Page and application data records
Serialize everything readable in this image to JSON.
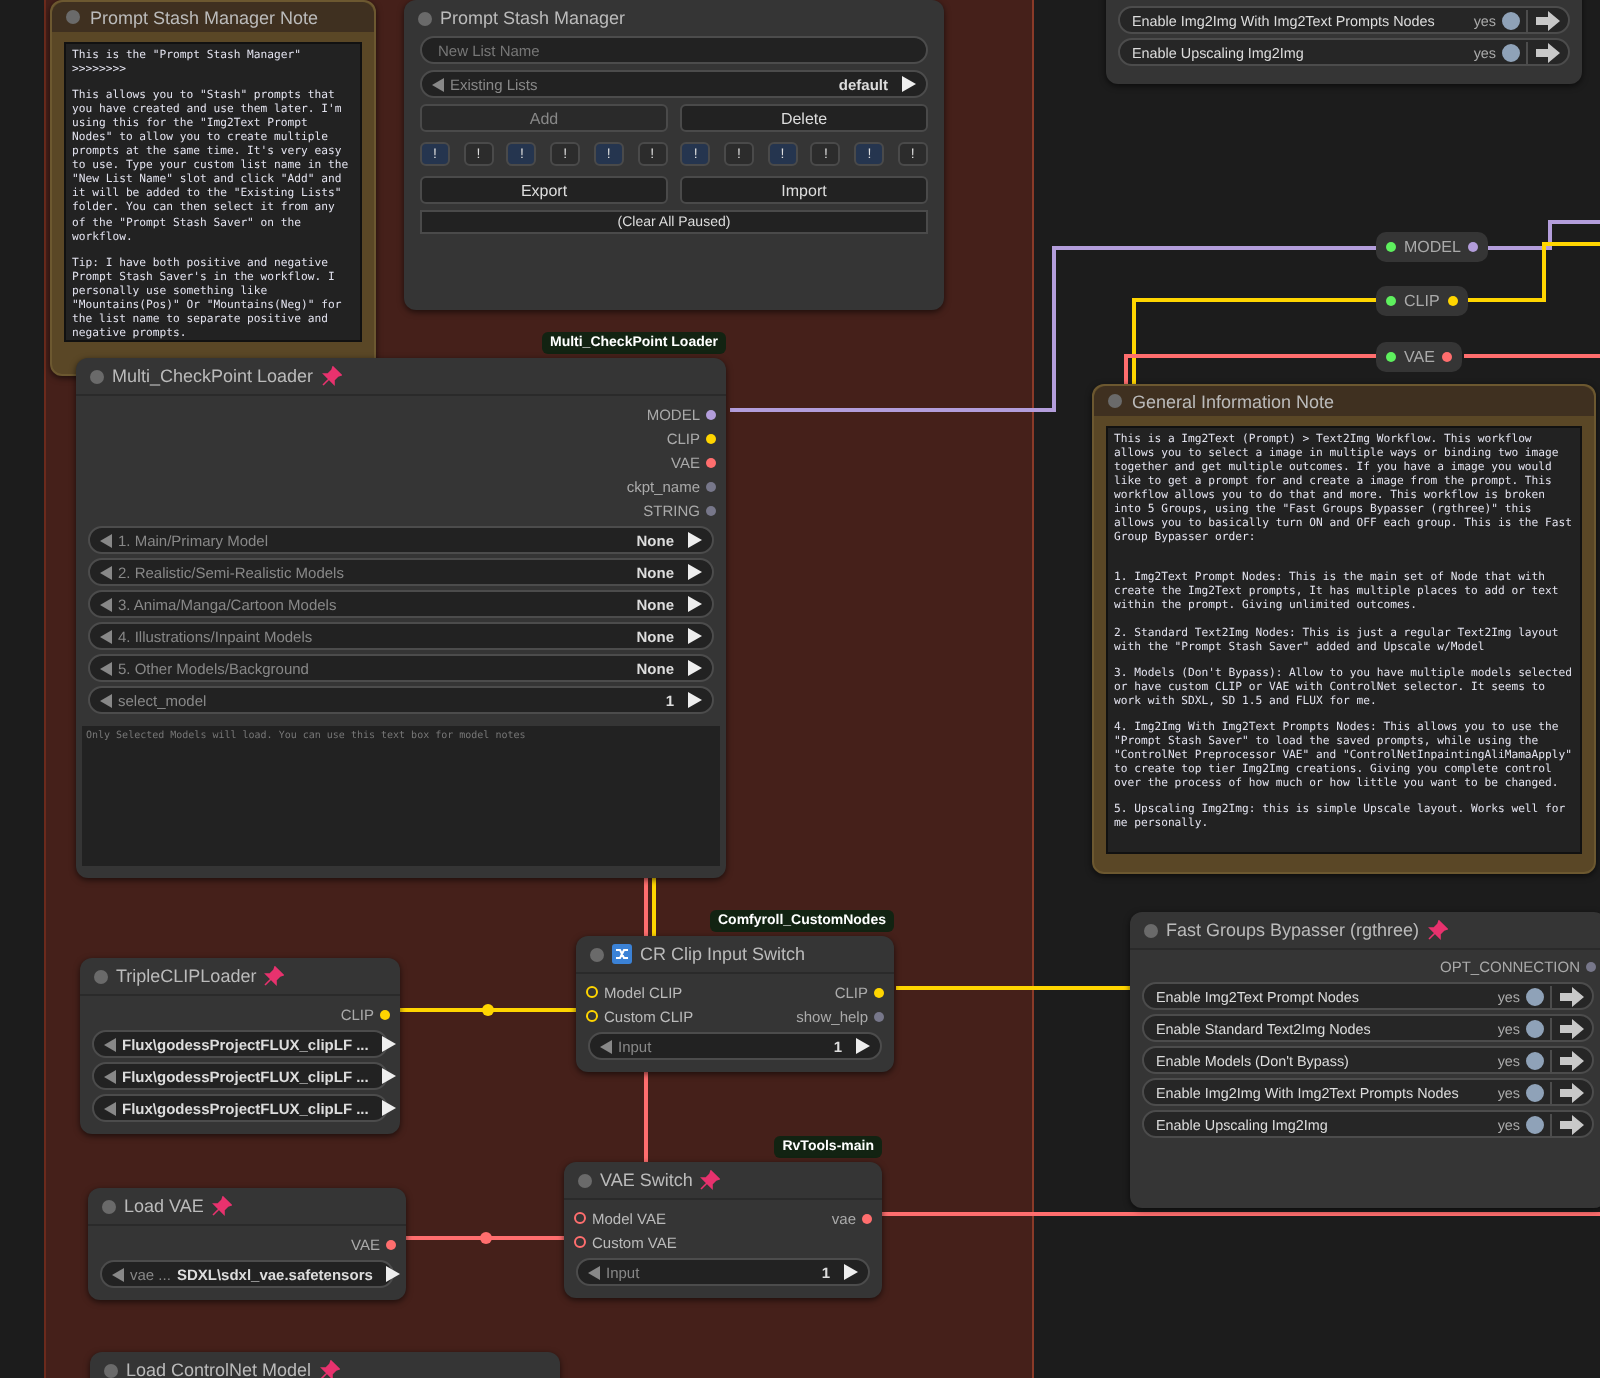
{
  "prompt_stash_note": {
    "title": "Prompt Stash Manager Note",
    "paragraphs": [
      "This is the \"Prompt Stash Manager\" >>>>>>>>",
      "This allows you to \"Stash\" prompts that you have created and use them later. I'm using this for the \"Img2Text Prompt Nodes\" to allow you to create multiple prompts at the same time. It's very easy to use. Type your custom list name in the \"New List Name\" slot and click \"Add\" and it will be added to the \"Existing Lists\" folder. You can then select it from any of the \"Prompt Stash Saver\" on the workflow.",
      "Tip: I have both positive and negative Prompt Stash Saver's in the workflow. I personally use something like \"Mountains(Pos)\" Or \"Mountains(Neg)\" for the list name to separate positive and negative prompts."
    ]
  },
  "prompt_stash_manager": {
    "title": "Prompt Stash Manager",
    "new_list": {
      "placeholder": "New List Name"
    },
    "existing_lists": {
      "label": "Existing Lists",
      "value": "default"
    },
    "actions": [
      {
        "label": "Add",
        "disabled": true
      },
      {
        "label": "Delete",
        "disabled": false
      }
    ],
    "slots": [
      {
        "label": "!",
        "active": true
      },
      {
        "label": "!",
        "active": false
      },
      {
        "label": "!",
        "active": true
      },
      {
        "label": "!",
        "active": false
      },
      {
        "label": "!",
        "active": true
      },
      {
        "label": "!",
        "active": false
      },
      {
        "label": "!",
        "active": true
      },
      {
        "label": "!",
        "active": false
      },
      {
        "label": "!",
        "active": true
      },
      {
        "label": "!",
        "active": false
      },
      {
        "label": "!",
        "active": true
      },
      {
        "label": "!",
        "active": false
      }
    ],
    "transfer": [
      "Export",
      "Import"
    ],
    "clear": "(Clear All Paused)"
  },
  "fast_groups_top": {
    "rows": [
      {
        "label": "Enable Img2Img With Img2Text Prompts Nodes",
        "value": "yes",
        "on": true
      },
      {
        "label": "Enable Upscaling Img2Img",
        "value": "yes",
        "on": true
      }
    ]
  },
  "reroutes": [
    {
      "label": "MODEL",
      "color": "#b39ddb"
    },
    {
      "label": "CLIP",
      "color": "#ffd500"
    },
    {
      "label": "VAE",
      "color": "#ff6e6e"
    }
  ],
  "general_note": {
    "title": "General Information Note",
    "paragraphs": [
      "This is a Img2Text (Prompt) > Text2Img Workflow. This workflow allows you to select a image in multiple ways or binding two image together and get multiple outcomes. If you have a image you would like to get a prompt for and create a image from the prompt. This workflow allows you to do that and more. This workflow is broken into 5 Groups, using the \"Fast Groups Bypasser (rgthree)\" this allows you to basically turn ON and OFF each group. This is the Fast Group Bypasser order:",
      "1. Img2Text Prompt Nodes: This is the main set of Node that with create the Img2Text prompts, It has multiple places to add or text within the prompt. Giving unlimited outcomes.",
      "2. Standard Text2Img Nodes: This is just a regular Text2Img layout with the \"Prompt Stash Saver\" added and Upscale w/Model",
      "3. Models (Don't Bypass): Allow to you have multiple models selected or have custom CLIP or VAE with ControlNet selector. It seems to work with SDXL, SD 1.5 and FLUX for me.",
      "4. Img2Img With Img2Text Prompts Nodes: This allows you to use the \"Prompt Stash Saver\" to load the saved prompts, while using the \"ControlNet Preprocessor VAE\" and \"ControlNetInpaintingAliMamaApply\" to create top tier Img2Img creations. Giving you complete control over the process of how much or how little you want to be changed.",
      "5. Upscaling Img2Img: this is simple Upscale layout. Works well for me personally."
    ]
  },
  "nodes": [
    {
      "badge": "Multi_CheckPoint Loader",
      "title": "Multi_CheckPoint Loader",
      "pinned": true,
      "rows": [
        {
          "output": {
            "label": "MODEL",
            "color": "#b39ddb"
          }
        },
        {
          "output": {
            "label": "CLIP",
            "color": "#ffd500"
          }
        },
        {
          "output": {
            "label": "VAE",
            "color": "#ff6e6e"
          }
        },
        {
          "output": {
            "label": "ckpt_name",
            "color": "#77778a"
          }
        },
        {
          "output": {
            "label": "STRING",
            "color": "#77778a"
          }
        }
      ],
      "widgets": [
        {
          "label": "1. Main/Primary Model",
          "value": "None"
        },
        {
          "label": "2. Realistic/Semi-Realistic Models",
          "value": "None"
        },
        {
          "label": "3. Anima/Manga/Cartoon Models",
          "value": "None"
        },
        {
          "label": "4. Illustrations/Inpaint Models",
          "value": "None"
        },
        {
          "label": "5. Other Models/Background",
          "value": "None"
        },
        {
          "label": "select_model",
          "value": "1"
        }
      ],
      "notes": "Only Selected Models will load. You can use this text box for model notes"
    },
    {
      "title": "TripleCLIPLoader",
      "pinned": true,
      "rows": [
        {
          "output": {
            "label": "CLIP",
            "color": "#ffd500"
          }
        }
      ],
      "widgets": [
        {
          "value": "Flux\\godessProjectFLUX_clipLF ..."
        },
        {
          "value": "Flux\\godessProjectFLUX_clipLF ..."
        },
        {
          "value": "Flux\\godessProjectFLUX_clipLF ..."
        }
      ]
    },
    {
      "badge": "Comfyroll_CustomNodes",
      "title": "CR Clip Input Switch",
      "pinned": false,
      "rows": [
        {
          "input": {
            "label": "Model CLIP",
            "color": "#ffd500"
          },
          "output": {
            "label": "CLIP",
            "color": "#ffd500"
          }
        },
        {
          "input": {
            "label": "Custom CLIP",
            "color": "#ffd500"
          },
          "output": {
            "label": "show_help",
            "color": "#77778a"
          }
        }
      ],
      "widgets": [
        {
          "label": "Input",
          "value": "1"
        }
      ]
    },
    {
      "title": "Load VAE",
      "pinned": true,
      "rows": [
        {
          "output": {
            "label": "VAE",
            "color": "#ff6e6e"
          }
        }
      ],
      "widgets": [
        {
          "label": "vae ...",
          "value": "SDXL\\sdxl_vae.safetensors"
        }
      ]
    },
    {
      "badge": "RvTools-main",
      "title": "VAE Switch",
      "pinned": true,
      "rows": [
        {
          "input": {
            "label": "Model VAE",
            "color": "#ff6e6e"
          },
          "output": {
            "label": "vae",
            "color": "#ff6e6e"
          }
        },
        {
          "input": {
            "label": "Custom VAE",
            "color": "#ff6e6e"
          }
        }
      ],
      "widgets": [
        {
          "label": "Input",
          "value": "1"
        }
      ]
    },
    {
      "title": "Load ControlNet Model",
      "pinned": true
    }
  ],
  "fast_groups_bypasser": {
    "title": "Fast Groups Bypasser (rgthree)",
    "pinned": true,
    "output": "OPT_CONNECTION",
    "rows": [
      {
        "label": "Enable Img2Text Prompt Nodes",
        "value": "yes",
        "on": true
      },
      {
        "label": "Enable Standard Text2Img Nodes",
        "value": "yes",
        "on": true
      },
      {
        "label": "Enable Models (Don't Bypass)",
        "value": "yes",
        "on": true
      },
      {
        "label": "Enable Img2Img With Img2Text Prompts Nodes",
        "value": "yes",
        "on": true
      },
      {
        "label": "Enable Upscaling Img2Img",
        "value": "yes",
        "on": true
      }
    ]
  }
}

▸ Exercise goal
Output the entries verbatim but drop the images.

▸ Reply to the exercise
Serialize everything readable in this image to JSON.
{
  "prompt_stash_note": {
    "title": "Prompt Stash Manager Note",
    "paragraphs": [
      "This is the \"Prompt Stash Manager\" >>>>>>>>",
      "This allows you to \"Stash\" prompts that you have created and use them later. I'm using this for the \"Img2Text Prompt Nodes\" to allow you to create multiple prompts at the same time. It's very easy to use. Type your custom list name in the \"New List Name\" slot and click \"Add\" and it will be added to the \"Existing Lists\" folder. You can then select it from any of the \"Prompt Stash Saver\" on the workflow.",
      "Tip: I have both positive and negative Prompt Stash Saver's in the workflow. I personally use something like \"Mountains(Pos)\" Or \"Mountains(Neg)\" for the list name to separate positive and negative prompts."
    ]
  },
  "prompt_stash_manager": {
    "title": "Prompt Stash Manager",
    "new_list": {
      "placeholder": "New List Name"
    },
    "existing_lists": {
      "label": "Existing Lists",
      "value": "default"
    },
    "actions": [
      {
        "label": "Add",
        "disabled": true
      },
      {
        "label": "Delete",
        "disabled": false
      }
    ],
    "slots": [
      {
        "label": "!",
        "active": true
      },
      {
        "label": "!",
        "active": false
      },
      {
        "label": "!",
        "active": true
      },
      {
        "label": "!",
        "active": false
      },
      {
        "label": "!",
        "active": true
      },
      {
        "label": "!",
        "active": false
      },
      {
        "label": "!",
        "active": true
      },
      {
        "label": "!",
        "active": false
      },
      {
        "label": "!",
        "active": true
      },
      {
        "label": "!",
        "active": false
      },
      {
        "label": "!",
        "active": true
      },
      {
        "label": "!",
        "active": false
      }
    ],
    "transfer": [
      "Export",
      "Import"
    ],
    "clear": "(Clear All Paused)"
  },
  "fast_groups_top": {
    "rows": [
      {
        "label": "Enable Img2Img With Img2Text Prompts Nodes",
        "value": "yes",
        "on": true
      },
      {
        "label": "Enable Upscaling Img2Img",
        "value": "yes",
        "on": true
      }
    ]
  },
  "reroutes": [
    {
      "label": "MODEL",
      "color": "#b39ddb"
    },
    {
      "label": "CLIP",
      "color": "#ffd500"
    },
    {
      "label": "VAE",
      "color": "#ff6e6e"
    }
  ],
  "general_note": {
    "title": "General Information Note",
    "paragraphs": [
      "This is a Img2Text (Prompt) > Text2Img Workflow. This workflow allows you to select a image in multiple ways or binding two image together and get multiple outcomes. If you have a image you would like to get a prompt for and create a image from the prompt. This workflow allows you to do that and more. This workflow is broken into 5 Groups, using the \"Fast Groups Bypasser (rgthree)\" this allows you to basically turn ON and OFF each group. This is the Fast Group Bypasser order:",
      "1. Img2Text Prompt Nodes: This is the main set of Node that with create the Img2Text prompts, It has multiple places to add or text within the prompt. Giving unlimited outcomes.",
      "2. Standard Text2Img Nodes: This is just a regular Text2Img layout with the \"Prompt Stash Saver\" added and Upscale w/Model",
      "3. Models (Don't Bypass): Allow to you have multiple models selected or have custom CLIP or VAE with ControlNet selector. It seems to work with SDXL, SD 1.5 and FLUX for me.",
      "4. Img2Img With Img2Text Prompts Nodes: This allows you to use the \"Prompt Stash Saver\" to load the saved prompts, while using the \"ControlNet Preprocessor VAE\" and \"ControlNetInpaintingAliMamaApply\" to create top tier Img2Img creations. Giving you complete control over the process of how much or how little you want to be changed.",
      "5. Upscaling Img2Img: this is simple Upscale layout. Works well for me personally."
    ]
  },
  "nodes": [
    {
      "badge": "Multi_CheckPoint Loader",
      "title": "Multi_CheckPoint Loader",
      "pinned": true,
      "rows": [
        {
          "output": {
            "label": "MODEL",
            "color": "#b39ddb"
          }
        },
        {
          "output": {
            "label": "CLIP",
            "color": "#ffd500"
          }
        },
        {
          "output": {
            "label": "VAE",
            "color": "#ff6e6e"
          }
        },
        {
          "output": {
            "label": "ckpt_name",
            "color": "#77778a"
          }
        },
        {
          "output": {
            "label": "STRING",
            "color": "#77778a"
          }
        }
      ],
      "widgets": [
        {
          "label": "1. Main/Primary Model",
          "value": "None"
        },
        {
          "label": "2. Realistic/Semi-Realistic Models",
          "value": "None"
        },
        {
          "label": "3. Anima/Manga/Cartoon Models",
          "value": "None"
        },
        {
          "label": "4. Illustrations/Inpaint Models",
          "value": "None"
        },
        {
          "label": "5. Other Models/Background",
          "value": "None"
        },
        {
          "label": "select_model",
          "value": "1"
        }
      ],
      "notes": "Only Selected Models will load. You can use this text box for model notes"
    },
    {
      "title": "TripleCLIPLoader",
      "pinned": true,
      "rows": [
        {
          "output": {
            "label": "CLIP",
            "color": "#ffd500"
          }
        }
      ],
      "widgets": [
        {
          "value": "Flux\\godessProjectFLUX_clipLF ..."
        },
        {
          "value": "Flux\\godessProjectFLUX_clipLF ..."
        },
        {
          "value": "Flux\\godessProjectFLUX_clipLF ..."
        }
      ]
    },
    {
      "badge": "Comfyroll_CustomNodes",
      "title": "CR Clip Input Switch",
      "pinned": false,
      "rows": [
        {
          "input": {
            "label": "Model CLIP",
            "color": "#ffd500"
          },
          "output": {
            "label": "CLIP",
            "color": "#ffd500"
          }
        },
        {
          "input": {
            "label": "Custom CLIP",
            "color": "#ffd500"
          },
          "output": {
            "label": "show_help",
            "color": "#77778a"
          }
        }
      ],
      "widgets": [
        {
          "label": "Input",
          "value": "1"
        }
      ]
    },
    {
      "title": "Load VAE",
      "pinned": true,
      "rows": [
        {
          "output": {
            "label": "VAE",
            "color": "#ff6e6e"
          }
        }
      ],
      "widgets": [
        {
          "label": "vae ...",
          "value": "SDXL\\sdxl_vae.safetensors"
        }
      ]
    },
    {
      "badge": "RvTools-main",
      "title": "VAE Switch",
      "pinned": true,
      "rows": [
        {
          "input": {
            "label": "Model VAE",
            "color": "#ff6e6e"
          },
          "output": {
            "label": "vae",
            "color": "#ff6e6e"
          }
        },
        {
          "input": {
            "label": "Custom VAE",
            "color": "#ff6e6e"
          }
        }
      ],
      "widgets": [
        {
          "label": "Input",
          "value": "1"
        }
      ]
    },
    {
      "title": "Load ControlNet Model",
      "pinned": true
    }
  ],
  "fast_groups_bypasser": {
    "title": "Fast Groups Bypasser (rgthree)",
    "pinned": true,
    "output": "OPT_CONNECTION",
    "rows": [
      {
        "label": "Enable Img2Text Prompt Nodes",
        "value": "yes",
        "on": true
      },
      {
        "label": "Enable Standard Text2Img Nodes",
        "value": "yes",
        "on": true
      },
      {
        "label": "Enable Models (Don't Bypass)",
        "value": "yes",
        "on": true
      },
      {
        "label": "Enable Img2Img With Img2Text Prompts Nodes",
        "value": "yes",
        "on": true
      },
      {
        "label": "Enable Upscaling Img2Img",
        "value": "yes",
        "on": true
      }
    ]
  }
}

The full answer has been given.